A research team at the University of Alberta may have made a breakthrough that ultimately leads to dramatic improvements in the batteries that power everything from laptops and smartphones to medical devices and tools. According to lead researcher Xinwei Cui, the lithium-ion battery technology his team is currently developing charges faster, lasts longer and outputs more power than current lithium-ion batteries. More →
Two engineers at the University of South Carolina conducted research that showed a modified store-bought T-shirt can act like a supercapacitor and store an electrical charge. “We wear fabric every day,” said Xiaodong Li, a professor of mechanical engineering at the school. “One day our cotton T-shirts could have more functions; for example, a flexible energy storage device that could charge your cell phone or your iPad.” Li and his associates used a store-bought T-shirt, which was then soaked in a fluoride solution and baked at a high temperature in an oxygen-free oven. Once removed, the resulting fibers were converted from cellulose to activated carbon capable of storage an electrical charge.
An Apple patent uncovered on Thursday describes new technology Apple is experimenting with in an effort to increase the battery life in its device lines. The patent filing, entitled Increasing Energy Density in Rechargeable Lithium Battery Cells, describes a unique multi-pronged approach to the problem of poor battery life in consumer electronics. Apple is investigating the use of a new “multi-step constant-current constant-voltage (CC-CV) charging technique,” which would increase the volumetric and gravimetric energy density of energy-storing material within a battery. According to the filing, this would increase the capacity of a battery without impacting battery size or charge time. Relative to competitive products, Apple’s mobile device and laptop lines are often praised for exhibiting impressive battery life. There can never be enough time in between charges, however, and as more features and better displays are added to future devices, manufacturers will always struggle to ensure battery life is not overly degraded as a result. More →

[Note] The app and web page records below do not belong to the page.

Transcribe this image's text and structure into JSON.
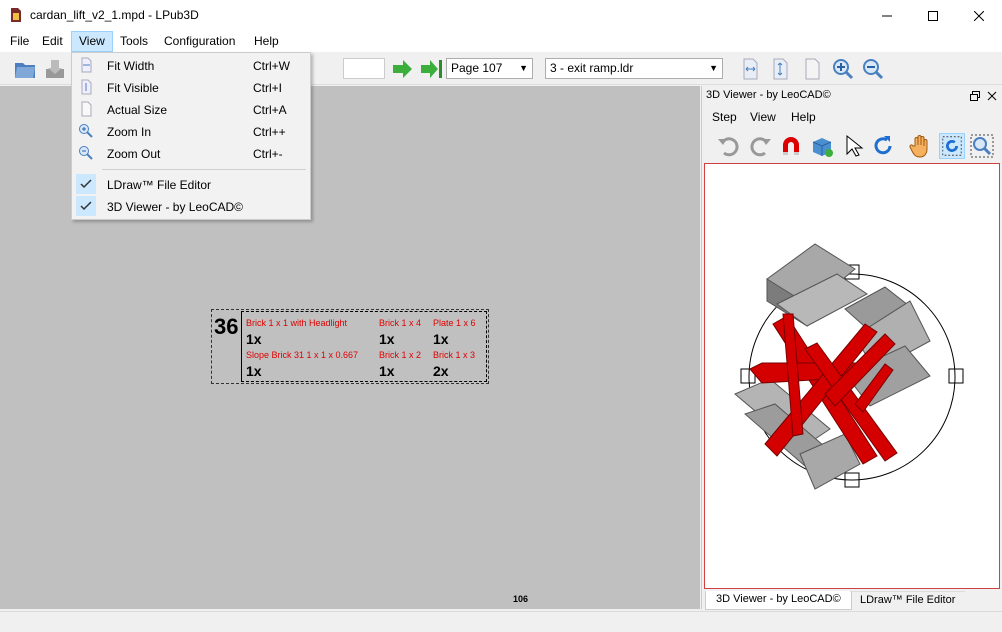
{
  "window": {
    "title": "cardan_lift_v2_1.mpd - LPub3D"
  },
  "menubar": [
    "File",
    "Edit",
    "View",
    "Tools",
    "Configuration",
    "Help"
  ],
  "view_menu": [
    {
      "label": "Fit Width",
      "shortcut": "Ctrl+W",
      "icon": "fit-width-icon"
    },
    {
      "label": "Fit Visible",
      "shortcut": "Ctrl+I",
      "icon": "fit-visible-icon"
    },
    {
      "label": "Actual Size",
      "shortcut": "Ctrl+A",
      "icon": "actual-size-icon"
    },
    {
      "label": "Zoom In",
      "shortcut": "Ctrl++",
      "icon": "zoom-in-icon"
    },
    {
      "label": "Zoom Out",
      "shortcut": "Ctrl+-",
      "icon": "zoom-out-icon"
    },
    {
      "label": "LDraw™ File Editor",
      "checked": true
    },
    {
      "label": "3D Viewer - by LeoCAD©",
      "checked": true
    }
  ],
  "toolbar": {
    "page_combo": "Page 107",
    "submodel_combo": "3 - exit ramp.ldr",
    "page_input": ""
  },
  "page": {
    "step_number": "36",
    "page_number": "106",
    "parts": [
      {
        "name": "Brick 1 x 1 with Headlight",
        "qty": "1x"
      },
      {
        "name": "Brick 1 x 4",
        "qty": "1x"
      },
      {
        "name": "Plate 1 x 6",
        "qty": "1x"
      },
      {
        "name": "Slope Brick 31 1 x 1 x 0.667",
        "qty": "1x"
      },
      {
        "name": "Brick 1 x 2",
        "qty": "1x"
      },
      {
        "name": "Brick 1 x 3",
        "qty": "2x"
      }
    ]
  },
  "viewer": {
    "title": "3D Viewer - by LeoCAD©",
    "menu": [
      "Step",
      "View",
      "Help"
    ],
    "tabs": [
      "3D Viewer - by LeoCAD©",
      "LDraw™ File Editor"
    ]
  },
  "colors": {
    "accent": "#cce8ff",
    "part_label": "#e00000",
    "lego_red": "#d40000",
    "lego_gray": "#a0a0a0"
  }
}
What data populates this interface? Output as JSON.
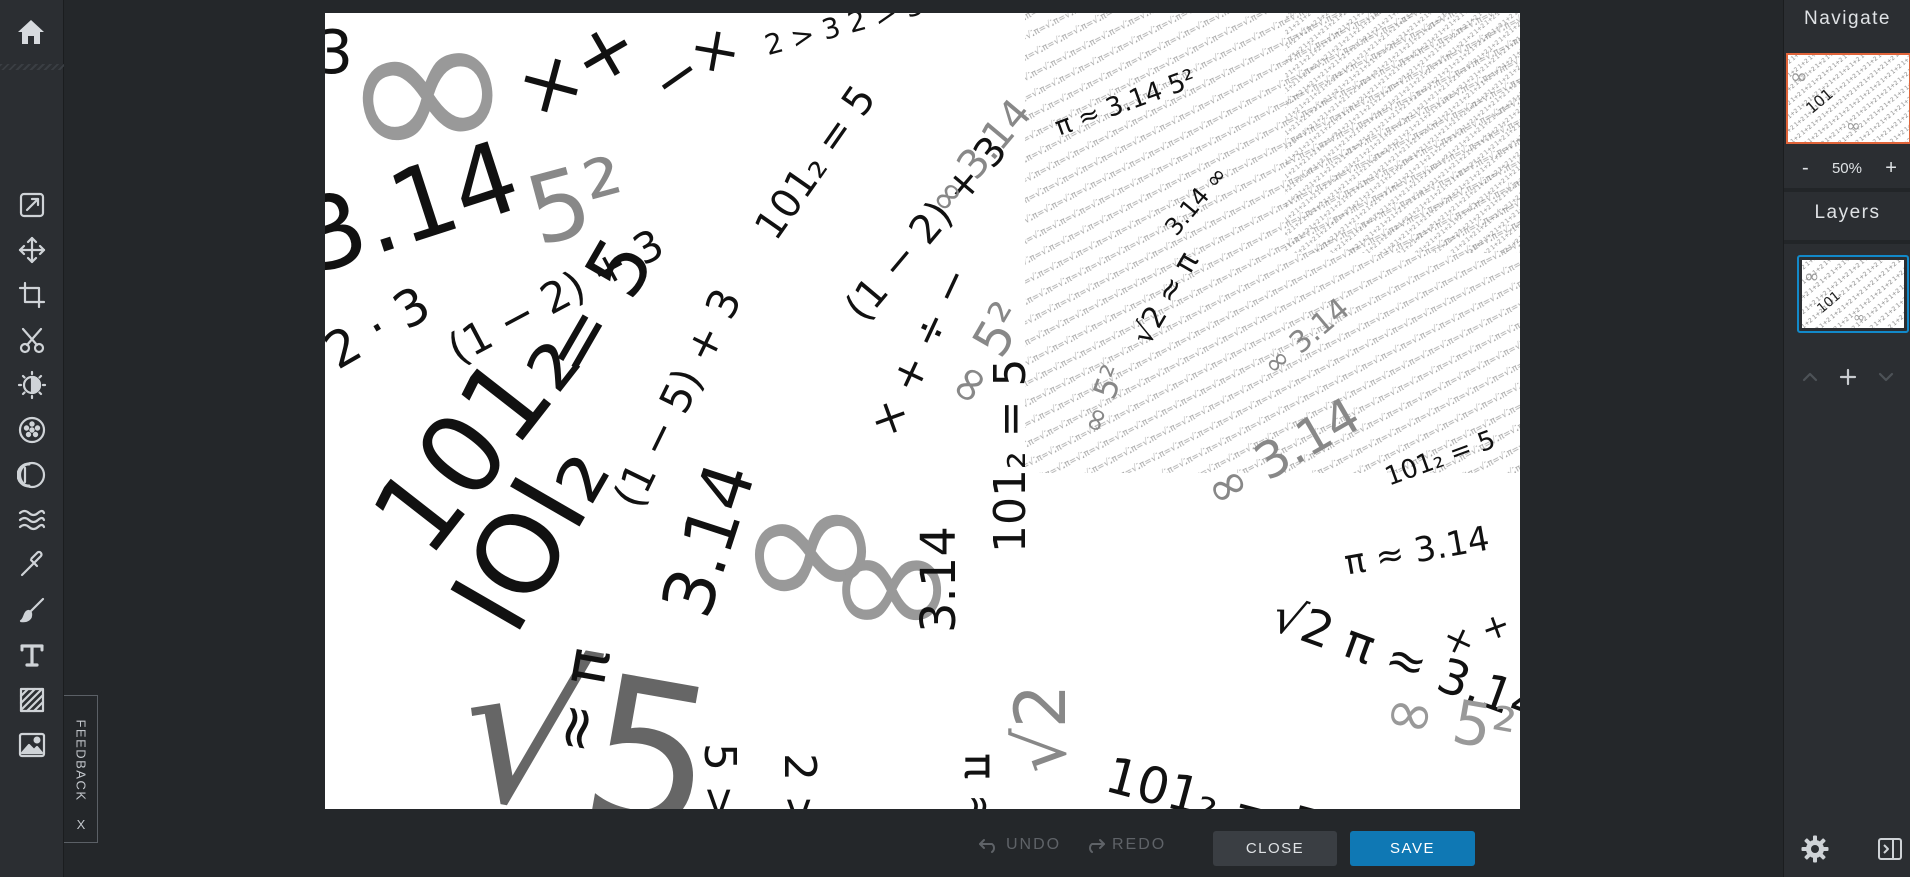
{
  "toolbar": {
    "home_icon": "home-icon",
    "tools": [
      {
        "name": "edit-tool",
        "icon": "edit-icon"
      },
      {
        "name": "move-tool",
        "icon": "move-icon"
      },
      {
        "name": "crop-tool",
        "icon": "crop-icon"
      },
      {
        "name": "cut-tool",
        "icon": "scissors-icon"
      },
      {
        "name": "brightness-tool",
        "icon": "brightness-icon"
      },
      {
        "name": "filter-tool",
        "icon": "filter-icon"
      },
      {
        "name": "vignette-tool",
        "icon": "vignette-icon"
      },
      {
        "name": "wave-tool",
        "icon": "wave-icon"
      },
      {
        "name": "eyedropper-tool",
        "icon": "eyedropper-icon"
      },
      {
        "name": "brush-tool",
        "icon": "brush-icon"
      },
      {
        "name": "text-tool",
        "icon": "text-icon"
      },
      {
        "name": "pattern-tool",
        "icon": "pattern-icon"
      },
      {
        "name": "image-tool",
        "icon": "image-icon"
      }
    ]
  },
  "feedback": {
    "label": "FEEDBACK",
    "close": "X"
  },
  "history": {
    "undo_label": "UNDO",
    "redo_label": "REDO"
  },
  "actions": {
    "close_label": "CLOSE",
    "save_label": "SAVE"
  },
  "navigate": {
    "title": "Navigate",
    "zoom_minus": "-",
    "zoom_value": "50%",
    "zoom_plus": "+"
  },
  "layers": {
    "title": "Layers"
  },
  "colors": {
    "accent": "#0f78b4",
    "layer_border": "#1289c9",
    "nav_border": "#e0643a",
    "panel_bg": "#2b2e32",
    "app_bg": "#24272a"
  }
}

Just a quick PSA: Garmin has just announced that they are voluntarily recalling 1.25 million nüvi navigation units due to the possibility of faulty batteries. A press release explains that some devices, with a specific printed circuit board design, could contain defective third-party batteries that, “in rare circumstances, increase the possibility of overheating, which may lead to a fire hazard.” The nüvi models affected include those with the model numbers 200W, 250W, 260W, 7xx and 7xxT. If you want to determine if your nüvi is being recalled you can visit garmin.com/nuvibatterypcbrecall to check. We have the full press release after the break. More →
The Duo seems to have been a failed experiment for battery maker Energizer in more ways than one. Sales of the USB nickle-metal battery charging station never really took off, and now, via a press release, the company has announced the monitoring software distributed with the Duo packs a fairly nasty Windows trojan. The rogue code, according to Computerworld: “listens for commands on TCP port 7777… can download and execute files, transmit files stolen from the PC, or tweak the Windows registry. The Trojan automatically executes each time the PC is turned on, and remains active, even if the Energizer charger is not connected to the machine.” Energizer released a statement saying: “Energizer is currently working with both CERT and U.S. government officials to understand how the code was inserted in the software.” More →